A domestic cup competition along the lines of England's FA Cup is just one of the issues being considered by Football Federation Australia after it met with a group of former Socceroos.

The informal forum included FFA chief executive Ben Buckley and board member Phil Wolanski and several past Socceroos including former captains Alex Tobin and Charlie Yankos, and players from previous eras including Ray Baartz, John Watkiss, Ted Smith and Doug Wendt.

Buckley said the issues discussed included the mentoring of current players by their predecessors, the new national youth league, a national football development plan, recognising the game's history and the establishment of a Socceroo Club.

Also discussed was the establishment of a knock-out cup competition, something which hasn't been played in Australia for just over 10 years.

The former competition, which ran from 1977 to 1997, included only National League clubs and attracted little publicity.

Tobin revealed a new cup format could allow teams from state leagues a crack at the A-League clubs, in much the same way the FA Cup allows lower division and non-league minnows a chance to upset the Premier League giants.

Australia's most capped Socceroo ever, Tobin, acknowledged there were logistical and geographical problems associated with a genuine national competition Down Under.

"Any talk about cup competitions in Australia has difficulties, obviously with the travel and a small club in NSW probably can't resource itself to be able to play a small club in Perth, that's the reality of it," Tobin said.

"So any cup competition may have to come with a notion of a regionalised system.

"Maybe A-League clubs and NSW Premier League and Victorian Premier League clubs can come in at a later stage, something of that nature.

"To give all clubs an opportunity of playing an A-League opponent is a great sort of fairytale story that you would love to see happen.

"It's not easy, there's no doubt about that, but it's something at least we can put on the drawing board and maybe have a think about it and if it's possible then it would be great to see and I'm sure the general public would get behind it."

Former central defender Tobin, now an assistant coach with the Central Coast Mariners, was pleased to see the FFA showing interest in recognising the history of the Socceroos.

Buckley said Australia had a rich soccer history and needed to find a way to celebrate and embrace its past.

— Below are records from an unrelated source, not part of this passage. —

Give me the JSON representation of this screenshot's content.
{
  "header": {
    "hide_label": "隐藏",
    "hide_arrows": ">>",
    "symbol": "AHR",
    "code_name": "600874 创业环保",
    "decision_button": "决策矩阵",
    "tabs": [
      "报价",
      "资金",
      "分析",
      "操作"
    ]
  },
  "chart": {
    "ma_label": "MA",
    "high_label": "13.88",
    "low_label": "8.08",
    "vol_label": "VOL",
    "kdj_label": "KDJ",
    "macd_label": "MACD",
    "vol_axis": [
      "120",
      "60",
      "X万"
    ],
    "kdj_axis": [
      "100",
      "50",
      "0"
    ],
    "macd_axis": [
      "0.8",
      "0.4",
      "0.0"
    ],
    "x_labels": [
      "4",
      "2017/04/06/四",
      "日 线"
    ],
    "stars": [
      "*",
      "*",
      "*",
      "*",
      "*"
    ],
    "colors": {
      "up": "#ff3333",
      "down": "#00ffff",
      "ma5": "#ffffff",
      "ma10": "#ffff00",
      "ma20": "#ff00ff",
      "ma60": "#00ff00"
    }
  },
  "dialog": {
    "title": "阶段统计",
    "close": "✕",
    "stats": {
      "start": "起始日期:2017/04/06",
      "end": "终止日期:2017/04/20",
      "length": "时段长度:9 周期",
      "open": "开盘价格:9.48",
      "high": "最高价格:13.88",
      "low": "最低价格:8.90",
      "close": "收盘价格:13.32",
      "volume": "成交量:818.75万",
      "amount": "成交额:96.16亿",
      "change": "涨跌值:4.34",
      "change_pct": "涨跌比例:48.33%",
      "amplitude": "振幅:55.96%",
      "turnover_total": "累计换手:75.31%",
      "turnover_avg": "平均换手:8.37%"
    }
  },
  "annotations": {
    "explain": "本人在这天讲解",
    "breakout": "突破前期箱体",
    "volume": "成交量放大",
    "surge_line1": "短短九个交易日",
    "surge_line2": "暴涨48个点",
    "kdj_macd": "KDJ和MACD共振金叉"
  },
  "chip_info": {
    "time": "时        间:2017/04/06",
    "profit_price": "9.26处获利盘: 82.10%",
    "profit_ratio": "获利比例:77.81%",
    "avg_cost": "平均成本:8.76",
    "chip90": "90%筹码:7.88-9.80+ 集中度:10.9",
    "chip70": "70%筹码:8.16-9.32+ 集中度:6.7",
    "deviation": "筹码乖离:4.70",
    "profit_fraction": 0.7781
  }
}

He stressed the importance of elevating the public profile of the FFA's Hall of Fame and finding a venue to house the code's memorabilia.

Tobin welcomed the news as he said it was not something that had been done well in the past.

"When I was playing for the national team I was upset that I didn't know enough about the previous generation and it wasn't through any lack of intelligence and trying to find that information, it just wasn't out there, so it would be great to recognise that past and collate any of the noteworthy artefacts and memorabilia of those generations," Tobin said.

Buckley said the forum had produced a lot of good ideas and he would like to make it a regular occurrence.